I am now wrapping up my first semester of J-school, and I keep hearing about how all the layoffs at newspapers are actually good for hungry young new journalists. Hungry young journalists like me, that’s the implication. Although I’m not so new, and not really quite so young. Hungry, yes, but that’s just cause I love food.
It occurred to me the other day that the hungry young journos of which they speak are basically like the sweatshop workers of the media industry. They’re cheap. They’re nimble. They’re non-union. They’re easily and frequently outsourced and subcontracted. Being young, they’re less likely to get pregnant and demand crazy things like maternity leave. They’re the low-cost replacement for what used to be respectable middle class union jobs available to people without a college degree. Sound familiar, Detroit?
Actually, the solution being proposed for the changing newspaper industry is the same as the solution to the changing auto industry: hybrids.
So many professors and industry-watchers say that the only jobs left in journalism are for hybrid journalists, who can write for print, write for the web, produce audio, shoot video, and post it all themselves on a brilliantly designed web page. For the one person who gets those five or seven jobs, it might be a sweet deal. For the people who get laid off, not so much.

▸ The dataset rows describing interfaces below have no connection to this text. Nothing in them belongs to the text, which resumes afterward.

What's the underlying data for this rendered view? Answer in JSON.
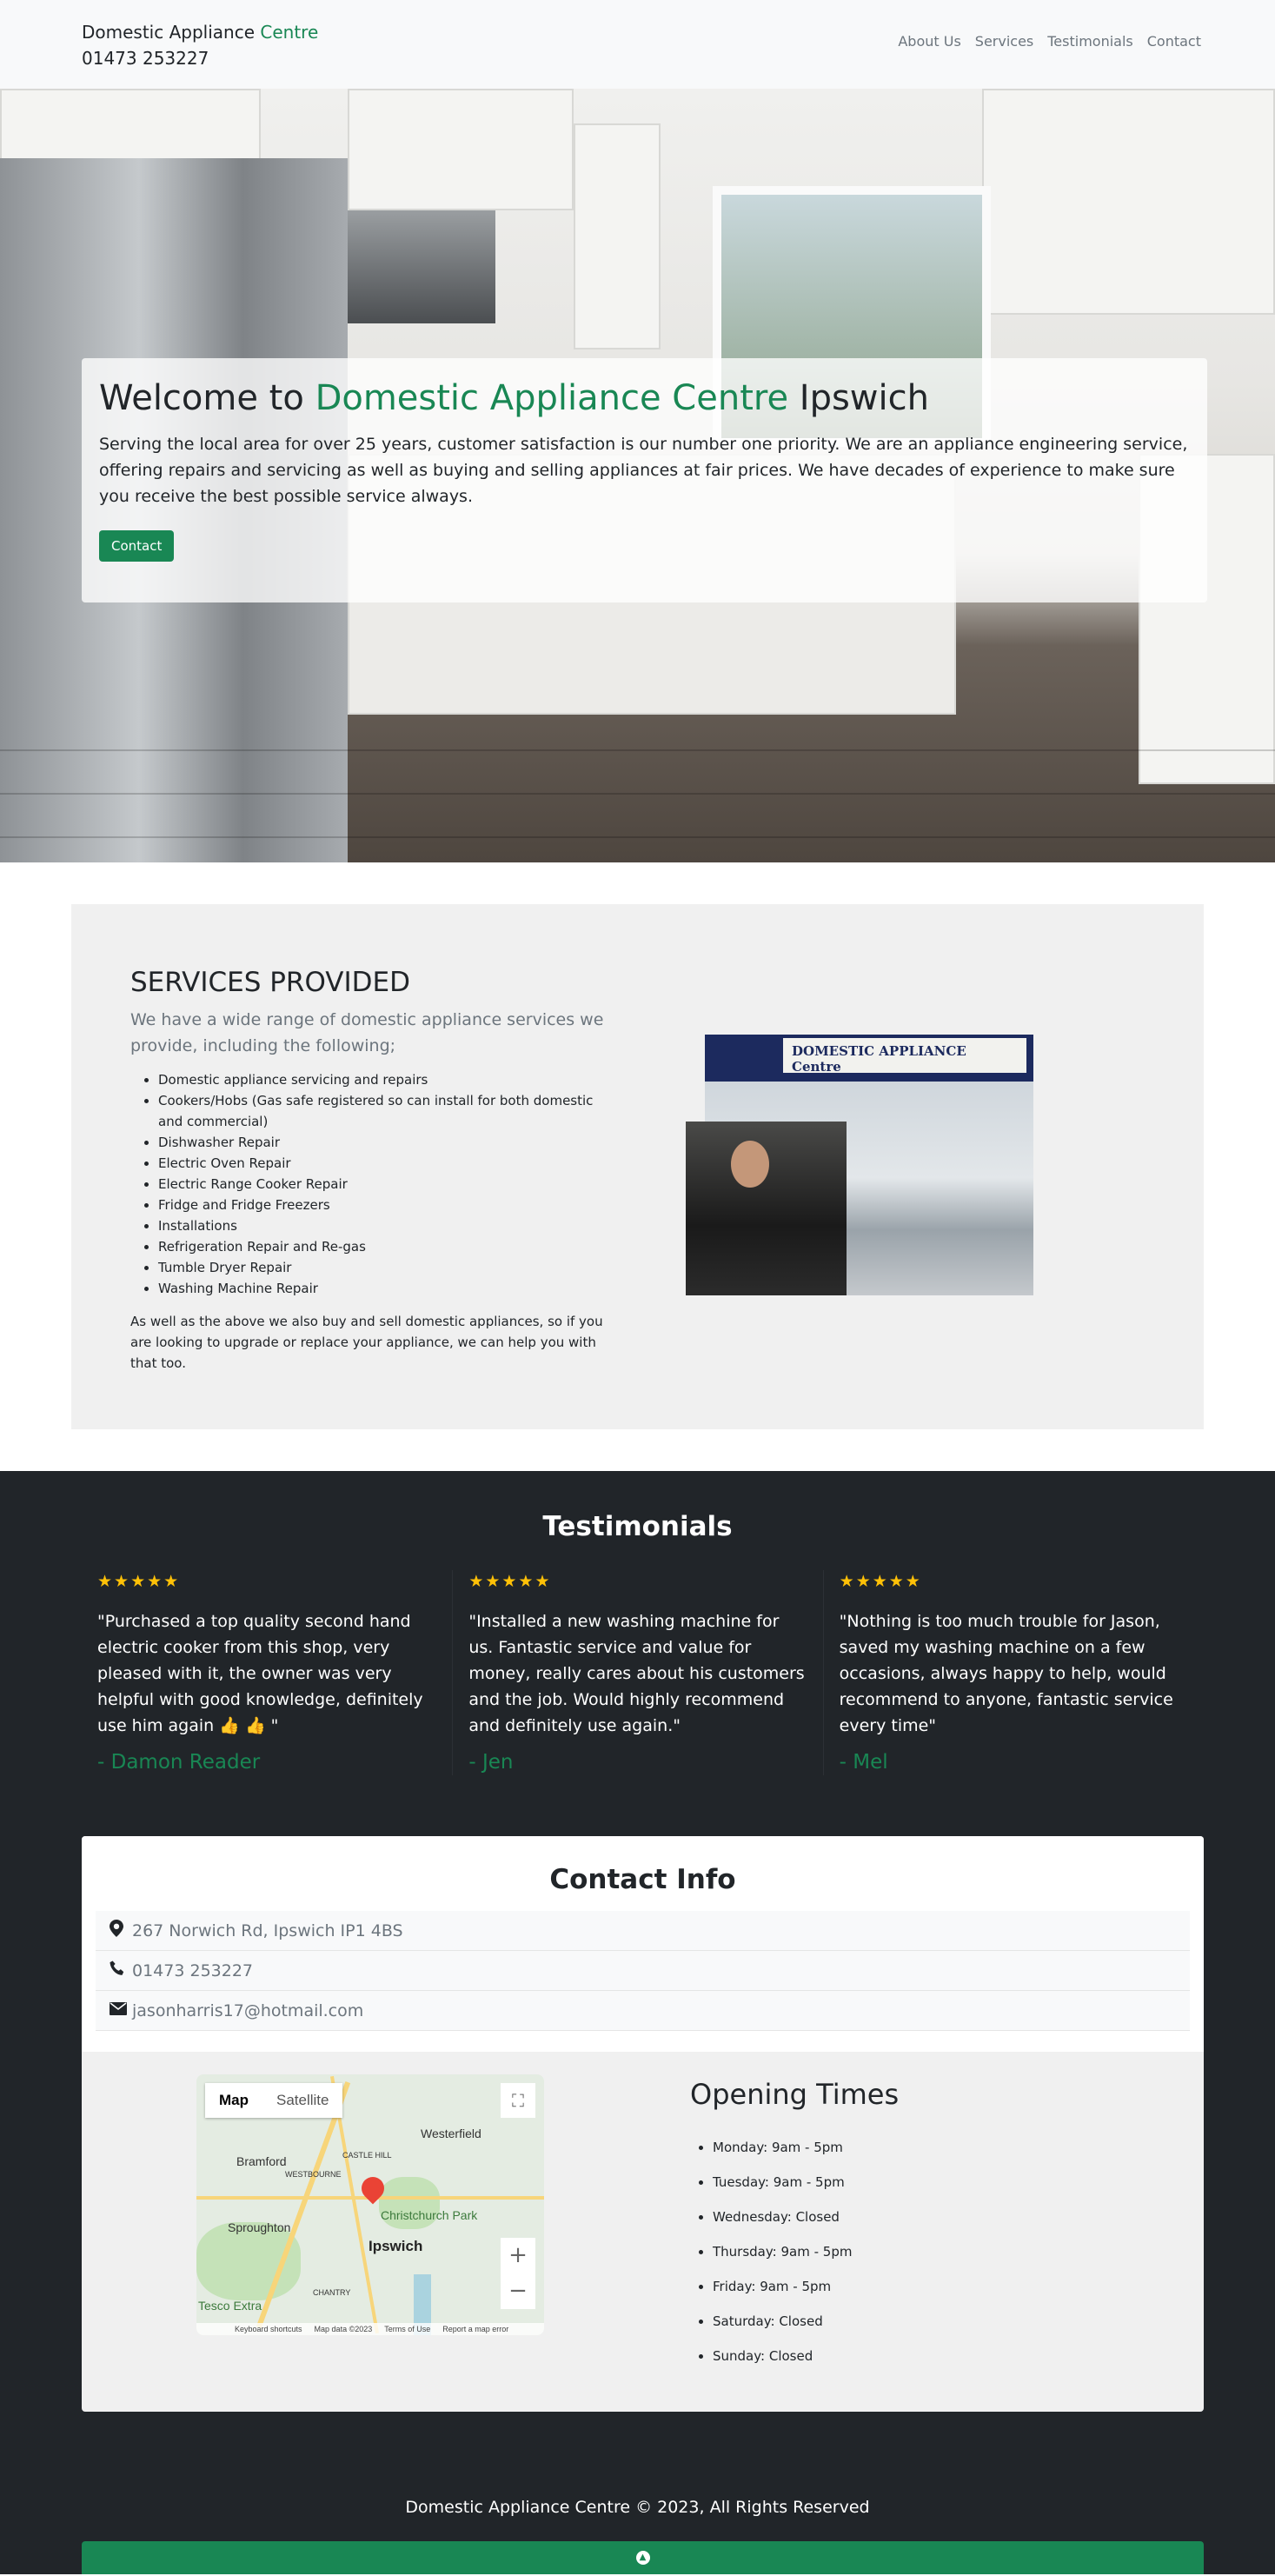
{
  "nav": {
    "brand_main": "Domestic Appliance ",
    "brand_accent": "Centre",
    "phone": "01473 253227",
    "links": [
      "About Us",
      "Services",
      "Testimonials",
      "Contact"
    ]
  },
  "hero": {
    "title_prefix": "Welcome to ",
    "title_accent": "Domestic Appliance Centre",
    "title_suffix": " Ipswich",
    "text": "Serving the local area for over 25 years, customer satisfaction is our number one priority. We are an appliance engineering service, offering repairs and servicing as well as buying and selling appliances at fair prices. We have decades of experience to make sure you receive the best possible service always.",
    "button": "Contact"
  },
  "services": {
    "title": "SERVICES PROVIDED",
    "lead": "We have a wide range of domestic appliance services we provide, including the following;",
    "items": [
      "Domestic appliance servicing and repairs",
      "Cookers/Hobs (Gas safe registered so can install for both domestic and commercial)",
      "Dishwasher Repair",
      "Electric Oven Repair",
      "Electric Range Cooker Repair",
      "Fridge and Fridge Freezers",
      "Installations",
      "Refrigeration Repair and Re-gas",
      "Tumble Dryer Repair",
      "Washing Machine Repair"
    ],
    "footer": "As well as the above we also buy and sell domestic appliances, so if you are looking to upgrade or replace your appliance, we can help you with that too.",
    "shop_sign": "DOMESTIC APPLIANCE Centre"
  },
  "testimonials": {
    "title": "Testimonials",
    "stars": "★★★★★",
    "items": [
      {
        "quote": "\"Purchased a top quality second hand electric cooker from this shop, very pleased with it, the owner was very helpful with good knowledge, definitely use him again 👍 👍 \"",
        "author": "- Damon Reader"
      },
      {
        "quote": "\"Installed a new washing machine for us. Fantastic service and value for money, really cares about his customers and the job. Would highly recommend and definitely use again.\"",
        "author": "- Jen"
      },
      {
        "quote": "\"Nothing is too much trouble for Jason, saved my washing machine on a few occasions, always happy to help, would recommend to anyone, fantastic service every time\"",
        "author": "- Mel"
      }
    ]
  },
  "contact": {
    "title": "Contact Info",
    "address": "267 Norwich Rd, Ipswich IP1 4BS",
    "phone": "01473 253227",
    "email": "jasonharris17@hotmail.com"
  },
  "map": {
    "tab_map": "Map",
    "tab_satellite": "Satellite",
    "labels": [
      "Westerfield",
      "Bramford",
      "Sproughton",
      "Ipswich",
      "Christchurch Park",
      "Tesco Extra",
      "CASTLE HILL",
      "WESTBOURNE",
      "CHANTRY"
    ],
    "footer": [
      "Keyboard shortcuts",
      "Map data ©2023",
      "Terms of Use",
      "Report a map error"
    ]
  },
  "opening": {
    "title": "Opening Times",
    "days": [
      "Monday: 9am - 5pm",
      "Tuesday: 9am - 5pm",
      "Wednesday: Closed",
      "Thursday: 9am - 5pm",
      "Friday: 9am - 5pm",
      "Saturday: Closed",
      "Sunday: Closed"
    ]
  },
  "footer": {
    "text": "Domestic Appliance Centre © 2023, All Rights Reserved"
  },
  "colors": {
    "accent": "#198754",
    "dark": "#212529",
    "star": "#ffc107"
  }
}
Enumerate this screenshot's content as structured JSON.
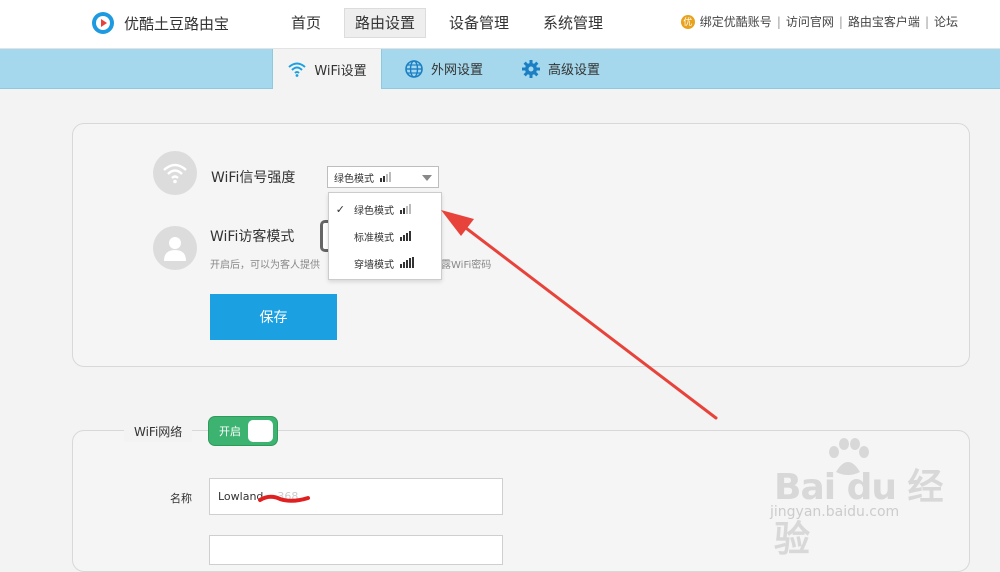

And for the readers? I’d venture to say that one person doing all those things, on deadline, might not do them as well as someone trying to do just one. Multimedia elements can definitely add a lot to a story, and some people and outlets do hybrid journalism really well. But this is a time when so many issues demand sustained and focused in-depth reporting – the financial crisis, the crisis in veterans’ care, the continued crisis in the Gulf Coast, to name just a few. I worry that both readers and editors will confuse deep coverage with shallow stories told from many angles.